**Task:** Could you copy every record below exactly as it is written?

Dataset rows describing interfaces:
<<<<

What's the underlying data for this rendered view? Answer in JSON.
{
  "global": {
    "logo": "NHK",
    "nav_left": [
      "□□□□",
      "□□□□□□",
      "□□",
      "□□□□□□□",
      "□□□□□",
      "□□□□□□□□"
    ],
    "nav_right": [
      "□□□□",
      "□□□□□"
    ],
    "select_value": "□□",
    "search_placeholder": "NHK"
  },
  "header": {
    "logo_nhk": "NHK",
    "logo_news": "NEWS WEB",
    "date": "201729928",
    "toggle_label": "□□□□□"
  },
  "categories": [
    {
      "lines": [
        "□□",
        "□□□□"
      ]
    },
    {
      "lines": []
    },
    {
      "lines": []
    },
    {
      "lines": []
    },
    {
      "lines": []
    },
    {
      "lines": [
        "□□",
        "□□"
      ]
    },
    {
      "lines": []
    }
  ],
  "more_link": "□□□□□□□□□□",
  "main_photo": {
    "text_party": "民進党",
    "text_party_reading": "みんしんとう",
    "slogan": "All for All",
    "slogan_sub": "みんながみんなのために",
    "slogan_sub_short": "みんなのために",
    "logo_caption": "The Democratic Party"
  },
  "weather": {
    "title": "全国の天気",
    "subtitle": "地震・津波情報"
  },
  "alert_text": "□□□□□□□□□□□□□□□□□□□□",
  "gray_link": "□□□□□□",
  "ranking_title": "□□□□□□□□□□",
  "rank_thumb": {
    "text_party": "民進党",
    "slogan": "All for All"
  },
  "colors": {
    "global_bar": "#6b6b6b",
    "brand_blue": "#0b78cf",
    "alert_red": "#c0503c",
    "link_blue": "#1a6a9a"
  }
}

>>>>

**Response to this task:**
What's the underlying data for this rendered view? Answer in JSON.
{
  "global": {
    "logo": "NHK",
    "nav_left": [
      "□□□□",
      "□□□□□□",
      "□□",
      "□□□□□□□",
      "□□□□□",
      "□□□□□□□□"
    ],
    "nav_right": [
      "□□□□",
      "□□□□□"
    ],
    "select_value": "□□",
    "search_placeholder": "NHK"
  },
  "header": {
    "logo_nhk": "NHK",
    "logo_news": "NEWS WEB",
    "date": "201729928",
    "toggle_label": "□□□□□"
  },
  "categories": [
    {
      "lines": [
        "□□",
        "□□□□"
      ]
    },
    {
      "lines": []
    },
    {
      "lines": []
    },
    {
      "lines": []
    },
    {
      "lines": []
    },
    {
      "lines": [
        "□□",
        "□□"
      ]
    },
    {
      "lines": []
    }
  ],
  "more_link": "□□□□□□□□□□",
  "main_photo": {
    "text_party": "民進党",
    "text_party_reading": "みんしんとう",
    "slogan": "All for All",
    "slogan_sub": "みんながみんなのために",
    "slogan_sub_short": "みんなのために",
    "logo_caption": "The Democratic Party"
  },
  "weather": {
    "title": "全国の天気",
    "subtitle": "地震・津波情報"
  },
  "alert_text": "□□□□□□□□□□□□□□□□□□□□",
  "gray_link": "□□□□□□",
  "ranking_title": "□□□□□□□□□□",
  "rank_thumb": {
    "text_party": "民進党",
    "slogan": "All for All"
  },
  "colors": {
    "global_bar": "#6b6b6b",
    "brand_blue": "#0b78cf",
    "alert_red": "#c0503c",
    "link_blue": "#1a6a9a"
  }
}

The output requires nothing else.